§ Exercise instructions
Every line of the entries below that mentions "value" is to be copied out.

§ Source records
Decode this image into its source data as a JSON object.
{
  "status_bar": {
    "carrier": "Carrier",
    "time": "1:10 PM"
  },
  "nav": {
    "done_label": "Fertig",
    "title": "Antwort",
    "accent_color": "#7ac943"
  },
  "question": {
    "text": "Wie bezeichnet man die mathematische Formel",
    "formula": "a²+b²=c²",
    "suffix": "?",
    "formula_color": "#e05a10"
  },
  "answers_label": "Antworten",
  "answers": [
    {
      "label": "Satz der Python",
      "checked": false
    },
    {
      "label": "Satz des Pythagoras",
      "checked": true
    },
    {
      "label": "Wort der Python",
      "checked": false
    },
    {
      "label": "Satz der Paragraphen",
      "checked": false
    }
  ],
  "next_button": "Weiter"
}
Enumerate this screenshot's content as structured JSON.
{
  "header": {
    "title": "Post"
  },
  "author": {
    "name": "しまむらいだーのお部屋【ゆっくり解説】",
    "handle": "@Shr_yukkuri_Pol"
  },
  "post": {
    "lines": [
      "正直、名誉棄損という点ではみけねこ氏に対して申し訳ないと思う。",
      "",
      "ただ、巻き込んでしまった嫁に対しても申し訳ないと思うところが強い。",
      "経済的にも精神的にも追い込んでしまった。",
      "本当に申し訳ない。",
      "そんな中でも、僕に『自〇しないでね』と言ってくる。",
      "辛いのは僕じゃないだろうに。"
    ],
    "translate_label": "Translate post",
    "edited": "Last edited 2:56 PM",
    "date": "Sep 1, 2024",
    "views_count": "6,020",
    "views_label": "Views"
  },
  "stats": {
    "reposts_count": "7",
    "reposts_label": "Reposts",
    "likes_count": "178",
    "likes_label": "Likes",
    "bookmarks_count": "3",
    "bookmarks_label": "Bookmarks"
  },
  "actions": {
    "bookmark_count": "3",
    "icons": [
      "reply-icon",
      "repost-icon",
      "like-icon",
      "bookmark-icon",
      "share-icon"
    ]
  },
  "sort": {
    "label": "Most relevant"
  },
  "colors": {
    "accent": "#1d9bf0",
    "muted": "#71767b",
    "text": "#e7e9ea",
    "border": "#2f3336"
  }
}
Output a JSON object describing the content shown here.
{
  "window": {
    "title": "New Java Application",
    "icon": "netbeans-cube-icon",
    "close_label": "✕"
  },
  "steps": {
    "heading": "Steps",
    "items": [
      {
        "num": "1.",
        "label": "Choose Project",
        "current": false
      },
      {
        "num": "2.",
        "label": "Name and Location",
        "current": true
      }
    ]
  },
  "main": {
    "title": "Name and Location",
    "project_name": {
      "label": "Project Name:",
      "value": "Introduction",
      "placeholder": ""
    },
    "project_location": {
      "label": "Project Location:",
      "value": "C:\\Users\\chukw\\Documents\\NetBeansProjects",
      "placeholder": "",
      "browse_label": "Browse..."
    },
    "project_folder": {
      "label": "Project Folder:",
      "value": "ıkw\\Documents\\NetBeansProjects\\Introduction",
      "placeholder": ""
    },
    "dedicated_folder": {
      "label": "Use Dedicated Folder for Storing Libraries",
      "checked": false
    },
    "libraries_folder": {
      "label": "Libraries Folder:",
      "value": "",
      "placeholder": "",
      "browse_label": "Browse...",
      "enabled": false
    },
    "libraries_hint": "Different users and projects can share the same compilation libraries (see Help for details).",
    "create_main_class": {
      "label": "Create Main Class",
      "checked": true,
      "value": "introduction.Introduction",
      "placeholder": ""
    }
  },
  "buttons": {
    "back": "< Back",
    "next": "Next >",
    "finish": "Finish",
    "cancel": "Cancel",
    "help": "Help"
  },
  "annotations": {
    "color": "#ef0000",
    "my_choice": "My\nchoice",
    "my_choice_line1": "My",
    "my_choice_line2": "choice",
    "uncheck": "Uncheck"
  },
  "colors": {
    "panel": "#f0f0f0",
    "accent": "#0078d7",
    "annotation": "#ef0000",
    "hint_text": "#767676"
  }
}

§ Answer below
      "value": "Introduction",
      "value": "C:\\Users\\chukw\\Documents\\NetBeansProjects",
      "value": "ıkw\\Documents\\NetBeansProjects\\Introduction",
      "value": "",
      "value": "introduction.Introduction",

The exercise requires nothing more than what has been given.